(Records contained in a dataset)

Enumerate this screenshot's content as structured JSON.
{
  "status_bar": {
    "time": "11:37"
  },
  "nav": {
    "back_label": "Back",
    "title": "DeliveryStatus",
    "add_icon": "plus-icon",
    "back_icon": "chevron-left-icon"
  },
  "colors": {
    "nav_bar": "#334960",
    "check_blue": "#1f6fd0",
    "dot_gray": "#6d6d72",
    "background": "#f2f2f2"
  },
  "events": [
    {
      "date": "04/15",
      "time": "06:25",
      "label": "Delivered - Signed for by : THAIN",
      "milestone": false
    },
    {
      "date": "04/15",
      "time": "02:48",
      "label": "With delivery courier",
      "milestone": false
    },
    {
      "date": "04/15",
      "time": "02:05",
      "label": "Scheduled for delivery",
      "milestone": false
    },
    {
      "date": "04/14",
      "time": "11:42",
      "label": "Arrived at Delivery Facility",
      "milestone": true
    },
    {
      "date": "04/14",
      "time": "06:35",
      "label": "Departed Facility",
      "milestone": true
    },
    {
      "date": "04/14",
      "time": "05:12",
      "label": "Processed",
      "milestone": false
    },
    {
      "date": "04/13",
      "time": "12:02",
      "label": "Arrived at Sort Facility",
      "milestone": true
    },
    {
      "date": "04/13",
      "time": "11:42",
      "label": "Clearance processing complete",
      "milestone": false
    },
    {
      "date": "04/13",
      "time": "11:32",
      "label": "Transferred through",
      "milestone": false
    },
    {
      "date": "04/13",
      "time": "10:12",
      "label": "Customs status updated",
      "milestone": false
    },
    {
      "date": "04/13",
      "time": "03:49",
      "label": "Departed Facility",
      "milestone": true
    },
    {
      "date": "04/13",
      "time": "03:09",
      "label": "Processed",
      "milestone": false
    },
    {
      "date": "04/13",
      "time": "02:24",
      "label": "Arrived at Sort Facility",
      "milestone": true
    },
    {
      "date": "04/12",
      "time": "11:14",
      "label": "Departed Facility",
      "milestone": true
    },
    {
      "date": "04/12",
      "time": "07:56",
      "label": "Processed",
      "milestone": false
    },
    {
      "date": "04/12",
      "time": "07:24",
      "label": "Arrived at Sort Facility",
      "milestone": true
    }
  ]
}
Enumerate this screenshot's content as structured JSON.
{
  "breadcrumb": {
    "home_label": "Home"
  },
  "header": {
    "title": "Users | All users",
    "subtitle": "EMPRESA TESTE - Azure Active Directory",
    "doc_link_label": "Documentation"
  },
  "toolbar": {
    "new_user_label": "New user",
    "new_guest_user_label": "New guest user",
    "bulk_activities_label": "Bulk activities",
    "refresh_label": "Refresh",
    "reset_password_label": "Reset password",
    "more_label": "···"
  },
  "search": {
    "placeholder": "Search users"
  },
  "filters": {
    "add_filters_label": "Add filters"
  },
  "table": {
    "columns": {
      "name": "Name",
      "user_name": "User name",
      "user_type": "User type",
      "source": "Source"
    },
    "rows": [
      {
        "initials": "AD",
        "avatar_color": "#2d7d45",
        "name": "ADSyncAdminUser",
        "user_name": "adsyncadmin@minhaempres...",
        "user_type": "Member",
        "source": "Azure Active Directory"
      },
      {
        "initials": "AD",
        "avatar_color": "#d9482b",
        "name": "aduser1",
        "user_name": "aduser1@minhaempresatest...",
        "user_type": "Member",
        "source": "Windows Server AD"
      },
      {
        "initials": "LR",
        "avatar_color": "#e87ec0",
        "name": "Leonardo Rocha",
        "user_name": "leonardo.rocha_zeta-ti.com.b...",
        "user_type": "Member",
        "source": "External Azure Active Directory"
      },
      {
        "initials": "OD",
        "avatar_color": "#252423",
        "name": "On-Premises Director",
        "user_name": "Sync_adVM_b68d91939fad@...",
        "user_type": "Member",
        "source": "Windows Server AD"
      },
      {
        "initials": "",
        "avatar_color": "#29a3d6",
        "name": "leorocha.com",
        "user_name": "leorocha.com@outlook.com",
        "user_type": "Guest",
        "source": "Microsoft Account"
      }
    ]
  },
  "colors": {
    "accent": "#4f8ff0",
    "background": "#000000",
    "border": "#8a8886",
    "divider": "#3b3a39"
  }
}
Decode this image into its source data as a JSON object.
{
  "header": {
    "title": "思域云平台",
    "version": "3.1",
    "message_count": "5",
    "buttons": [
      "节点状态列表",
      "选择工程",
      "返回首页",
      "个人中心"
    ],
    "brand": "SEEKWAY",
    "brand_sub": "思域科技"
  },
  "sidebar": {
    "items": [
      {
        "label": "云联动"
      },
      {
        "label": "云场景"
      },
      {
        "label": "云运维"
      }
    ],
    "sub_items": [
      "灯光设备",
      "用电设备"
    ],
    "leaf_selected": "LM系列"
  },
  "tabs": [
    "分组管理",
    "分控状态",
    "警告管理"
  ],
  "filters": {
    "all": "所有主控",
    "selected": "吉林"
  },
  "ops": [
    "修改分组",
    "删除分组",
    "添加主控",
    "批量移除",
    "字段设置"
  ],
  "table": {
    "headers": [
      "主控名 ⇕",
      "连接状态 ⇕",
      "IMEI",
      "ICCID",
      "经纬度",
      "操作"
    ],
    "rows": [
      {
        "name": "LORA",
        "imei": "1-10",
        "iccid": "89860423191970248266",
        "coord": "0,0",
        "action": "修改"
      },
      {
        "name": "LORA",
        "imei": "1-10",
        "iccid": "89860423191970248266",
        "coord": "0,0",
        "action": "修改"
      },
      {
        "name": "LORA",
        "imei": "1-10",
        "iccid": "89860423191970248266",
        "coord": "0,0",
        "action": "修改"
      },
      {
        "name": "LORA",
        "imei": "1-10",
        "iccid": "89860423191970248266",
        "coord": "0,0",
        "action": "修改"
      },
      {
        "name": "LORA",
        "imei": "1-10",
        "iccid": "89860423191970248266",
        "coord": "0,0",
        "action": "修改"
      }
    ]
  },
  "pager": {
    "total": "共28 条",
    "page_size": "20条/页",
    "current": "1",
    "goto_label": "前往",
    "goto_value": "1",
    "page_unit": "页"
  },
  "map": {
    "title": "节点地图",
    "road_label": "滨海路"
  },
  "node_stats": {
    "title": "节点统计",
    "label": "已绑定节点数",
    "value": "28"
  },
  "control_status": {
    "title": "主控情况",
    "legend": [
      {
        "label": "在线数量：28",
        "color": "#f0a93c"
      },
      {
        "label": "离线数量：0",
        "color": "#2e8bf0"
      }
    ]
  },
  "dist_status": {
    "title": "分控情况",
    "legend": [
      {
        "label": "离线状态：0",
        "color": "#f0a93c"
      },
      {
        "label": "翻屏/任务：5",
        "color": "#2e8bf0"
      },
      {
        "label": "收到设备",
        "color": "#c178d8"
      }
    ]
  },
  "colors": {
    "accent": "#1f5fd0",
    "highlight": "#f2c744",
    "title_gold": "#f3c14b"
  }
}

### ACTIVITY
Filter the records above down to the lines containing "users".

### WRITTEN ANSWER
    "title": "Users | All users",
    "placeholder": "Search users"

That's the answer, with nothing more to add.